Remember, exporting products and services from the United States is a privilege where ignorance is not a plausible defense and failure to comply with laws can have serious financial and even criminal penalties. below are resources to consider when exporting.

Protect Your Intellectual Property

Companies planning to export to a foreign country should seek registration of their trademark and patent protection in that country. Failing to do so can result in losing rights in that country. Click here for more information.

Understand Export Control

U.S. exporters must determine whether an export license is required to ship product to a particular foreign country and customer. Failure to comply with export control regulations can result in heavy fines and possible jail time. For more information, click here.

Select the Right Trade Partner & Understand How Foreign Law Affects Relationships

Full understanding of intended trade partners may prevent hardships caused by failure to comply with strict export prohibition, special licensing, or other requirements or restrictions. U.S. States law is not the only factor in international trade agreements, and the foreign law surrounding a trade relationship should also be obeyed. For more information, click here.

Comply with Foreign Regulations, Certifications, & Registrations

Determine what foreign regulations, certifications or registrations apply to the product or service. Failure to comply may lead to penalties in the country with which you are trading. Click here for more information.

Use Specifically Drafted Contracts

Risks and rewards of doing business in a foreign country vary by country, industry, local law and other factors. Do not be penny wise and pound foolish. Use a tailored contract to ensure compliance. Click here for more information.

Calculate Tax Implications of the Transaction

Tax implications can change the structure of how one intends to do business. Incorporating a local subsidiary may sometimes decrease the foreign tax burden in some countries. Also, certain transactions may result in additional U.S. tax filings.  Click here for more information.

Recognize that U.S. Laws can Follow Your Product & Conduct Abroad

U.S. laws and their effect on U.S. company products do not end at the border. Export control laws can affect re-export of products, and the U.S. Corrupt Foreign Practices Act applies to the conduct of U.S. persons even beyond U.S. borders. For more information, click here.

Consultant MEDC-International Trade

Hiring an Experienced Attorney

Even though there is a great deal of information about exporting law online, trying to be your own attorney or hiring a general practitioner may not be in your best interest, nor your least expensive option. Remember that part of the reason you hire a lawyer is for their strategic advice and technical skills they have. Below are some suggestions on how to find and interview a lawyer for your export work.

How to find an attorney:

  • Personal referrals from others who are exporting
  • Check with your District Export Council, MEDC, SBDC or other business resource
  • Google if you have no other references to use, but due diligence becomes even more important if this is your option

Initial vetting of your attorney list:

  • Check the attorney's web bio and LinkedIn pages
  • Read and review articles or presentations the attorney has given on export topics that are of interest to you

Interviewing – it's important that you trust any professional you hire, and feel that you can communicate well.

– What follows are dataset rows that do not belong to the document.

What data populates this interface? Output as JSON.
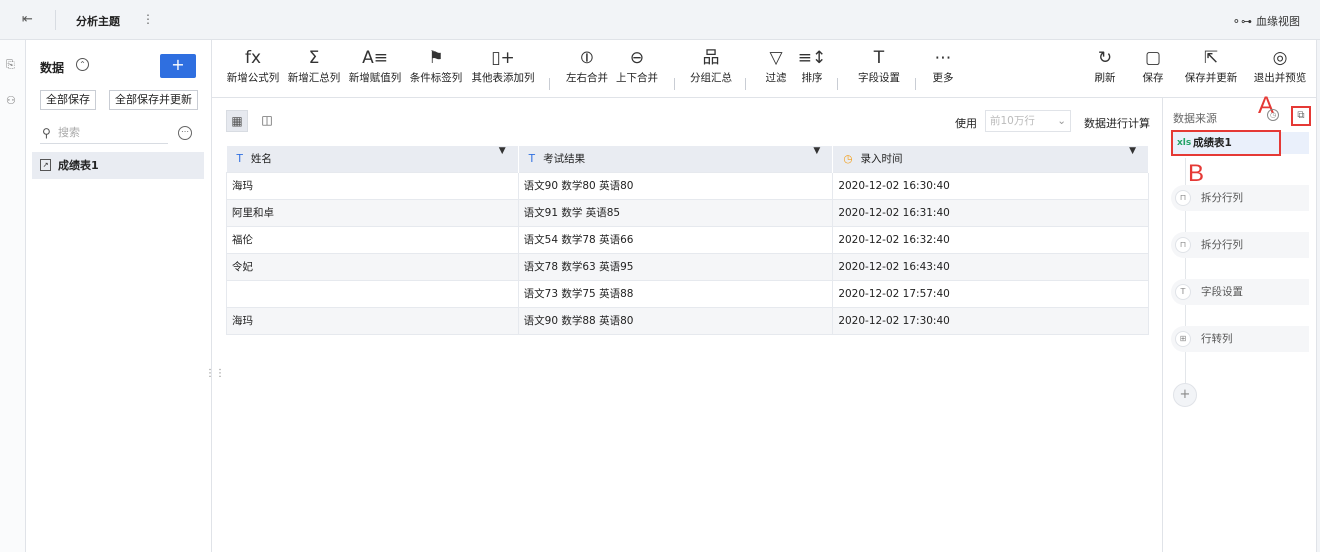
{
  "topbar": {
    "title": "分析主题",
    "more_icon": "⋮",
    "lineage_label": "血缘视图"
  },
  "data_panel": {
    "title": "数据",
    "add_label": "+",
    "save_all": "全部保存",
    "save_all_update": "全部保存并更新",
    "search_placeholder": "搜索",
    "table_name": "成绩表1"
  },
  "toolbar": {
    "items": [
      {
        "icon": "fx",
        "label": "新增公式列"
      },
      {
        "icon": "Σ",
        "label": "新增汇总列"
      },
      {
        "icon": "A≡",
        "label": "新增赋值列"
      },
      {
        "icon": "⚑",
        "label": "条件标签列"
      },
      {
        "icon": "▯+",
        "label": "其他表添加列"
      },
      {
        "icon": "⦶",
        "label": "左右合并"
      },
      {
        "icon": "⊖",
        "label": "上下合并"
      },
      {
        "icon": "品",
        "label": "分组汇总"
      },
      {
        "icon": "▽",
        "label": "过滤"
      },
      {
        "icon": "≡↕",
        "label": "排序"
      },
      {
        "icon": "T",
        "label": "字段设置"
      },
      {
        "icon": "⋯",
        "label": "更多"
      },
      {
        "icon": "↻",
        "label": "刷新"
      },
      {
        "icon": "▢",
        "label": "保存"
      },
      {
        "icon": "⇱",
        "label": "保存并更新"
      },
      {
        "icon": "◎",
        "label": "退出并预览"
      }
    ]
  },
  "subbar": {
    "use_label": "使用",
    "row_limit": "前10万行",
    "calc_label": "数据进行计算"
  },
  "grid": {
    "columns": [
      {
        "type_icon": "T",
        "name": "姓名"
      },
      {
        "type_icon": "T",
        "name": "考试结果"
      },
      {
        "type_icon": "◷",
        "name": "录入时间"
      }
    ],
    "rows": [
      [
        "海玛",
        "语文90 数学80 英语80",
        "2020-12-02 16:30:40"
      ],
      [
        "阿里和卓",
        "语文91 数学 英语85",
        "2020-12-02 16:31:40"
      ],
      [
        "福伦",
        "语文54 数学78 英语66",
        "2020-12-02 16:32:40"
      ],
      [
        "令妃",
        "语文78 数学63 英语95",
        "2020-12-02 16:43:40"
      ],
      [
        "",
        "语文73 数学75 英语88",
        "2020-12-02 17:57:40"
      ],
      [
        "海玛",
        "语文90 数学88 英语80",
        "2020-12-02 17:30:40"
      ]
    ]
  },
  "sidebar": {
    "title": "数据来源",
    "source": "成绩表1",
    "source_badge": "xls",
    "annotation_a": "A",
    "annotation_b": "B",
    "steps": [
      "拆分行列",
      "拆分行列",
      "字段设置",
      "行转列"
    ],
    "add_label": "+"
  },
  "colors": {
    "accent": "#2f6fe0",
    "highlight": "#e53935",
    "header_bg": "#e9ecf2"
  }
}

Ask about:

  • The attorney's experience, for example, how many companies' trademarks they've helped protect in foreign countries
  • The attorney's process for addressing export questions similar to yours
  • How long it has been since the attorney handled a similar matter
  • Their communication process; that is, how quickly they respond, how they bill, and what the estimate is for the work